When leaders, municipal and provincial, marry myopia — blissfully content in their municipal thinking — and that is not to disparage municipal issues but to note the dismal funding prospects of rural services and the lack of awareness to that risk - the only possibility, even if unlikely, is that the public will assert themselves.

The people of rural NL will have to start very soon, and it may already be too late. They will have to inspire the people they elected, and insist that rural survivability is raised in their Council Chambers, and in the House of Assembly. 

Rural voices needs to be organized. Rural needs able and articulate spokespersons - and the funding necessary to support the effort - to help formulate and influence public policies - not to maintain what they have now - it's too late for that - but to identify the practical building blocks of a sustaining rural economy in which "subsidization" and "compulsion" aren't the only watchwords. They need to discuss not only issues of infrastructure but deal with the thorny issues of labour, productivity, electricity and other input costs essential to commercial competitiveness - which is to say "jobs". They need to ask themselves, not just what the government is prepared to do but what they are prepared to change. 

I would make one suggestion. None of this is possible unless the public - especially the rural public - gets behind the need for a 'real' plan of fiscal sanity. Rural has to make the linkage between provincial deficit and debt and the sustainability of rural communities. It's as simple as that.
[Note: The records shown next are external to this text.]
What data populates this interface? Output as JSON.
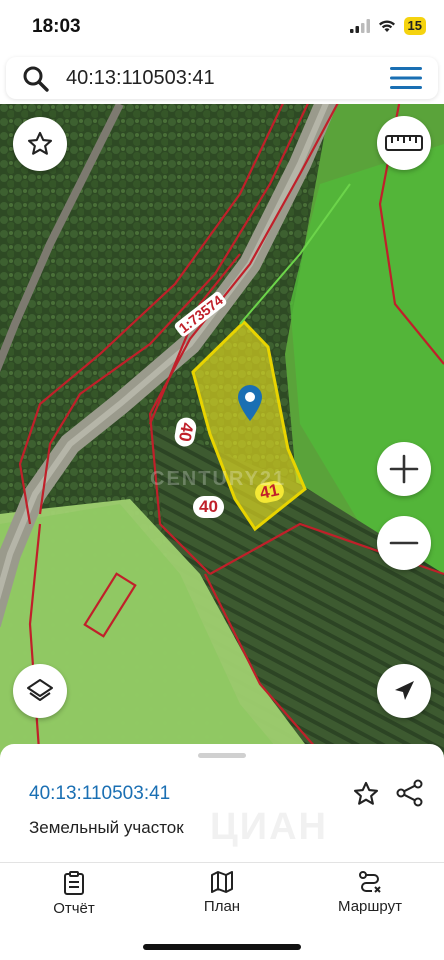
{
  "status": {
    "time": "18:03",
    "battery": "15"
  },
  "search": {
    "query": "40:13:110503:41"
  },
  "map": {
    "parcel_labels": [
      "40",
      "41",
      "40"
    ],
    "selected_parcel_label": "41",
    "road_label": "1:73574",
    "watermark": "CENTURY21",
    "selected_fill": "#f2e620",
    "boundary_color": "#c0202a"
  },
  "map_controls": [
    "star-icon",
    "ruler-icon",
    "zoom-in-icon",
    "zoom-out-icon",
    "layers-icon",
    "navigation-icon"
  ],
  "sheet": {
    "title": "40:13:110503:41",
    "subtitle": "Земельный участок",
    "watermark": "ЦИАН"
  },
  "tabs": [
    {
      "label": "Отчёт",
      "icon": "report-icon"
    },
    {
      "label": "План",
      "icon": "map-plan-icon"
    },
    {
      "label": "Маршрут",
      "icon": "route-icon"
    }
  ]
}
At the risk of seeming repetitive - if rural communities decide to come to their senses and take the first bold step, their public needs to remember that any solutions cannot include the status quo.